**WORK TASK:** Within the listing below, show every line that contains the word "result".

+ + + +

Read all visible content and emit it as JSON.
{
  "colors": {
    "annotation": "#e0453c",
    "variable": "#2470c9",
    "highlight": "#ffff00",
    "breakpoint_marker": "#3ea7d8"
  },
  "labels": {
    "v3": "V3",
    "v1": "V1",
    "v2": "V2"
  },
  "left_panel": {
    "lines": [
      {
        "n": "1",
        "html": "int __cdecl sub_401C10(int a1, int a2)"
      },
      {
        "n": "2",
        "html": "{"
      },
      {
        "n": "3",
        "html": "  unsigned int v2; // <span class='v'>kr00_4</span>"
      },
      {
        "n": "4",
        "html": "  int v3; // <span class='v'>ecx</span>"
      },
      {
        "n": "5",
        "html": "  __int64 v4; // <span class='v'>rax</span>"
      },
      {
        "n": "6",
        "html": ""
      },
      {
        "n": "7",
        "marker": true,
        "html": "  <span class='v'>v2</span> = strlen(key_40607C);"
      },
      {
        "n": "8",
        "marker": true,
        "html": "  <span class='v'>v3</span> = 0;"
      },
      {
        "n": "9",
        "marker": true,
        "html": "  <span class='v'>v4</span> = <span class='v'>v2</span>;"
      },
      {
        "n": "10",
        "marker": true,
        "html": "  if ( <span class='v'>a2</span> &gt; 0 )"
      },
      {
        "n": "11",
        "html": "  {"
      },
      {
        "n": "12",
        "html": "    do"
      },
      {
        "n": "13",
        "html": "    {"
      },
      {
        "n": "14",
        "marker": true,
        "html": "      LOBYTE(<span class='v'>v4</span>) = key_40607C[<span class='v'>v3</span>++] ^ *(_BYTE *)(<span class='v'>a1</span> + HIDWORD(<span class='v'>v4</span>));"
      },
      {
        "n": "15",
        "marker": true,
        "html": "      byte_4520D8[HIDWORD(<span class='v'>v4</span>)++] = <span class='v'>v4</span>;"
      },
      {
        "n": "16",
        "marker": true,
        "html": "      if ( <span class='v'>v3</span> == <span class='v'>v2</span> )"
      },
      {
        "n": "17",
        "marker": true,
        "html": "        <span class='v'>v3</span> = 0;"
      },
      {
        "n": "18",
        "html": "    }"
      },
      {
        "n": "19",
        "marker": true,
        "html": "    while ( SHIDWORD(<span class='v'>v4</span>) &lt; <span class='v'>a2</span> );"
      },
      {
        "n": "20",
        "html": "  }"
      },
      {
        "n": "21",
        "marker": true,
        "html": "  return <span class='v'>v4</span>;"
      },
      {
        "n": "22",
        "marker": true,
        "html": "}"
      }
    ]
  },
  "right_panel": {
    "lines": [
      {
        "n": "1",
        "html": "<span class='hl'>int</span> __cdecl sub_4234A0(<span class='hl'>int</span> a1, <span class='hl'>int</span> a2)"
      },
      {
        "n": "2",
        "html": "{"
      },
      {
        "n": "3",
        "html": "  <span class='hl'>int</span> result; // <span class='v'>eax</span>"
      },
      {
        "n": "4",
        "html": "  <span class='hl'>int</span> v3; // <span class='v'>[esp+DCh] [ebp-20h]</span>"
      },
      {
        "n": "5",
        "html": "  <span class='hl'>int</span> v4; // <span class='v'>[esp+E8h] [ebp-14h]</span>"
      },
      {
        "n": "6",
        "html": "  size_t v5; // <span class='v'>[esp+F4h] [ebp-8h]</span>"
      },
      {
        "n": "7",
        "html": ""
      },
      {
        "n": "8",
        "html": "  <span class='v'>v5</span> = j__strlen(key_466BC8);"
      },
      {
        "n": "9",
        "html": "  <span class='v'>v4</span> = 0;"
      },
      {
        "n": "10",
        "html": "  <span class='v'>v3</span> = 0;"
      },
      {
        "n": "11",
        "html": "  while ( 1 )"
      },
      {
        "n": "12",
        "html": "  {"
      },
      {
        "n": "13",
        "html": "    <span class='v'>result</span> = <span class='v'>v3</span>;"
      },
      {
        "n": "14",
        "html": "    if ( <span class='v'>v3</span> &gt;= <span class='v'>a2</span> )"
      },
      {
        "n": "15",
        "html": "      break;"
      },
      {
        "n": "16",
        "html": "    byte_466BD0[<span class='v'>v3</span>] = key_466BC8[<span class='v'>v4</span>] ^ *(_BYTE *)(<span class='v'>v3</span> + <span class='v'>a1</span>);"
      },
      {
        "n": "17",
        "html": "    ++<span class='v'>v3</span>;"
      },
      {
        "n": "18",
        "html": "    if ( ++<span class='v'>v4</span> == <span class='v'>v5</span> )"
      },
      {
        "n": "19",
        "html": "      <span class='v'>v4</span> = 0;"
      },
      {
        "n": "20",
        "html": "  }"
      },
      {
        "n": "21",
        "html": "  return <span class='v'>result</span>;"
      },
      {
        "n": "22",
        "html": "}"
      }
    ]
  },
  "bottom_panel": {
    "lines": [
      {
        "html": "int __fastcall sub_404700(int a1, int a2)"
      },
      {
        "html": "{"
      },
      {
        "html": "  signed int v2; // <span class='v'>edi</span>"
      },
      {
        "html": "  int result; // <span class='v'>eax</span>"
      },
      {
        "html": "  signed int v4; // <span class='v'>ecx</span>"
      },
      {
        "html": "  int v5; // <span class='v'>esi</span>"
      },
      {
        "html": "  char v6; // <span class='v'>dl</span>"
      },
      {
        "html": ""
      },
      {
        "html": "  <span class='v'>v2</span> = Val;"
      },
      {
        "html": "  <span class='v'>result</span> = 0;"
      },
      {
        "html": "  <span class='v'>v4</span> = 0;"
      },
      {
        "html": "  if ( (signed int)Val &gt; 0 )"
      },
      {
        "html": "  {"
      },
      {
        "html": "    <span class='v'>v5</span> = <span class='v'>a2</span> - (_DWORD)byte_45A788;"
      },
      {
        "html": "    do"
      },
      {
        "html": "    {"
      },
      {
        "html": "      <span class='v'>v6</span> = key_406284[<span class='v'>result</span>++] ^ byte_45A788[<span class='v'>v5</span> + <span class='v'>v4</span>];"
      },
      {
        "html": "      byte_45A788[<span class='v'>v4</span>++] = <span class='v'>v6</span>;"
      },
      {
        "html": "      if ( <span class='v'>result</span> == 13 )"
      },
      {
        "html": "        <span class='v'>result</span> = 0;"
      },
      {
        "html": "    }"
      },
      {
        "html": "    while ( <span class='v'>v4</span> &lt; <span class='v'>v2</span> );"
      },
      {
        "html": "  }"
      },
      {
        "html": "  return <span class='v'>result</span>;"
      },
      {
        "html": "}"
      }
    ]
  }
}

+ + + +

**WRITTEN RESPONSE:**
        "html": "  <span class='hl'>int</span> result; // <span class='v'>eax</span>"
        "html": "    <span class='v'>result</span> = <span class='v'>v3</span>;"
        "html": "  return <span class='v'>result</span>;"
        "html": "  int result; // <span class='v'>eax</span>"
        "html": "  <span class='v'>result</span> = 0;"
        "html": "      <span class='v'>v6</span> = key_406284[<span class='v'>result</span>++] ^ byte_45A788[<span class='v'>v5</span> + <span class='v'>v4</span>];"
        "html": "      if ( <span class='v'>result</span> == 13 )"
        "html": "        <span class='v'>result</span> = 0;"
        "html": "  return <span class='v'>result</span>;"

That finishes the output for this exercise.